> _Task item_
Please give the records below back in full, exactly as shown.

> _Data_
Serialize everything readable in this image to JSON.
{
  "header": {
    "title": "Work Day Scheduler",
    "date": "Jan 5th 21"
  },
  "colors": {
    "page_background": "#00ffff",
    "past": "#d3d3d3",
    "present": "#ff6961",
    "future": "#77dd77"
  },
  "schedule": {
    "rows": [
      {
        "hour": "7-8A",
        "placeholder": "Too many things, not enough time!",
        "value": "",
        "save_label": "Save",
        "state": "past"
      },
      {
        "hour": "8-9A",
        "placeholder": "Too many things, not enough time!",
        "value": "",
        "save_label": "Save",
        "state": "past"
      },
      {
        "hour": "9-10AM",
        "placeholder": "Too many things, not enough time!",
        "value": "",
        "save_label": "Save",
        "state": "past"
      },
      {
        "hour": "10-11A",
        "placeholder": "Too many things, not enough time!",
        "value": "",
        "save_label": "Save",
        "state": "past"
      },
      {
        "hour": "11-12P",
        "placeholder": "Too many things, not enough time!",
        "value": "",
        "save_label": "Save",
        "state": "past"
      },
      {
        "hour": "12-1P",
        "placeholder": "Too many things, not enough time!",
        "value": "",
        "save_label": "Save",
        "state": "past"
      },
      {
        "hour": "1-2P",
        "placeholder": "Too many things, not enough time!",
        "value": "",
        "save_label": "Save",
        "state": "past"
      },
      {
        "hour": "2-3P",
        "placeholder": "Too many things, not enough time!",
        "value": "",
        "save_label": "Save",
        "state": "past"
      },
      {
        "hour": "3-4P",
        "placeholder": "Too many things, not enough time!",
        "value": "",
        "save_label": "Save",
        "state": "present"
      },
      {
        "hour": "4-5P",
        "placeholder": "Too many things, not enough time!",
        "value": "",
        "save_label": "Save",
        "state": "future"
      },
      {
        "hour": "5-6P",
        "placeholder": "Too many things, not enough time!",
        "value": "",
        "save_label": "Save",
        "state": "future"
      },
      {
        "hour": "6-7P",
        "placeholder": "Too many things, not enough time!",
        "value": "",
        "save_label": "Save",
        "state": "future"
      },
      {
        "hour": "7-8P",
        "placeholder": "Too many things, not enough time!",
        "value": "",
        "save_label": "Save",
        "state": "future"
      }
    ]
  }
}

> _Your solution_
Serialize everything readable in this image to JSON.
{
  "header": {
    "title": "Work Day Scheduler",
    "date": "Jan 5th 21"
  },
  "colors": {
    "page_background": "#00ffff",
    "past": "#d3d3d3",
    "present": "#ff6961",
    "future": "#77dd77"
  },
  "schedule": {
    "rows": [
      {
        "hour": "7-8A",
        "placeholder": "Too many things, not enough time!",
        "value": "",
        "save_label": "Save",
        "state": "past"
      },
      {
        "hour": "8-9A",
        "placeholder": "Too many things, not enough time!",
        "value": "",
        "save_label": "Save",
        "state": "past"
      },
      {
        "hour": "9-10AM",
        "placeholder": "Too many things, not enough time!",
        "value": "",
        "save_label": "Save",
        "state": "past"
      },
      {
        "hour": "10-11A",
        "placeholder": "Too many things, not enough time!",
        "value": "",
        "save_label": "Save",
        "state": "past"
      },
      {
        "hour": "11-12P",
        "placeholder": "Too many things, not enough time!",
        "value": "",
        "save_label": "Save",
        "state": "past"
      },
      {
        "hour": "12-1P",
        "placeholder": "Too many things, not enough time!",
        "value": "",
        "save_label": "Save",
        "state": "past"
      },
      {
        "hour": "1-2P",
        "placeholder": "Too many things, not enough time!",
        "value": "",
        "save_label": "Save",
        "state": "past"
      },
      {
        "hour": "2-3P",
        "placeholder": "Too many things, not enough time!",
        "value": "",
        "save_label": "Save",
        "state": "past"
      },
      {
        "hour": "3-4P",
        "placeholder": "Too many things, not enough time!",
        "value": "",
        "save_label": "Save",
        "state": "present"
      },
      {
        "hour": "4-5P",
        "placeholder": "Too many things, not enough time!",
        "value": "",
        "save_label": "Save",
        "state": "future"
      },
      {
        "hour": "5-6P",
        "placeholder": "Too many things, not enough time!",
        "value": "",
        "save_label": "Save",
        "state": "future"
      },
      {
        "hour": "6-7P",
        "placeholder": "Too many things, not enough time!",
        "value": "",
        "save_label": "Save",
        "state": "future"
      },
      {
        "hour": "7-8P",
        "placeholder": "Too many things, not enough time!",
        "value": "",
        "save_label": "Save",
        "state": "future"
      }
    ]
  }
}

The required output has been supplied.